**Exercise directions:** Only the lines with the string "title" are needed; return each of them from the entries below.
START Entries provided
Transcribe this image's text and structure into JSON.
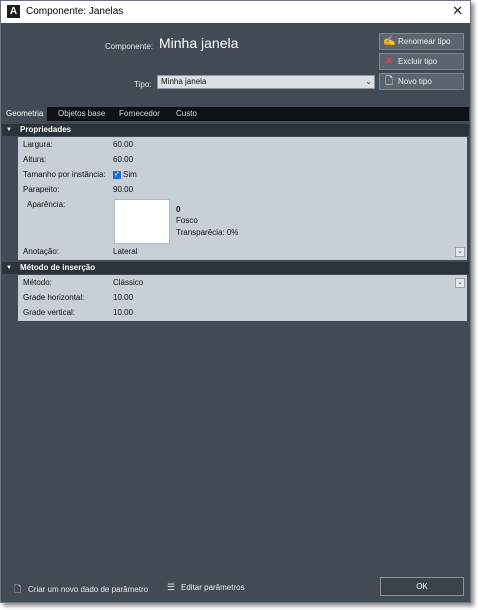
{
  "window": {
    "title": "Componente: Janelas"
  },
  "header": {
    "component_label": "Componente:",
    "component_name": "Minha janela",
    "type_label": "Tipo:",
    "type_value": "Minha janela"
  },
  "side_buttons": [
    {
      "label": "Renomear tipo",
      "icon": "rename-icon"
    },
    {
      "label": "Excluir tipo",
      "icon": "delete-icon"
    },
    {
      "label": "Novo tipo",
      "icon": "new-document-icon"
    }
  ],
  "tabs": [
    {
      "label": "Geometria",
      "active": true
    },
    {
      "label": "Objetos base",
      "active": false
    },
    {
      "label": "Fornecedor",
      "active": false
    },
    {
      "label": "Custo",
      "active": false
    }
  ],
  "properties": {
    "title": "Propriedades",
    "largura_label": "Largura:",
    "largura_value": "60.00",
    "altura_label": "Altura:",
    "altura_value": "60.00",
    "tamanho_label": "Tamanho por instância:",
    "tamanho_value": "Sim",
    "parapeito_label": "Parapeito:",
    "parapeito_value": "90.00",
    "aparencia_label": "Aparência:",
    "aparencia_number": "0",
    "aparencia_finish": "Fosco",
    "aparencia_transparency": "Transparêcia: 0%",
    "anotacao_label": "Anotação:",
    "anotacao_value": "Lateral"
  },
  "insertion": {
    "title": "Método de inserção",
    "metodo_label": "Método:",
    "metodo_value": "Clássico",
    "grade_h_label": "Grade horizontal:",
    "grade_h_value": "10.00",
    "grade_v_label": "Grade vertical:",
    "grade_v_value": "10.00"
  },
  "footer": {
    "create_param_label": "Criar um novo dado de parâmetro",
    "edit_params_label": "Editar parâmetros",
    "ok_label": "OK"
  },
  "colors": {
    "window_bg": "#414a55",
    "panel_bg": "#c9cfd6",
    "section_head": "#2c3239",
    "tabbar": "#0f1114",
    "checkbox": "#1f6fd2"
  }
}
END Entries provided
**Written response:**
    "title": "Componente: Janelas"
    "title": "Propriedades",
    "title": "Método de inserção",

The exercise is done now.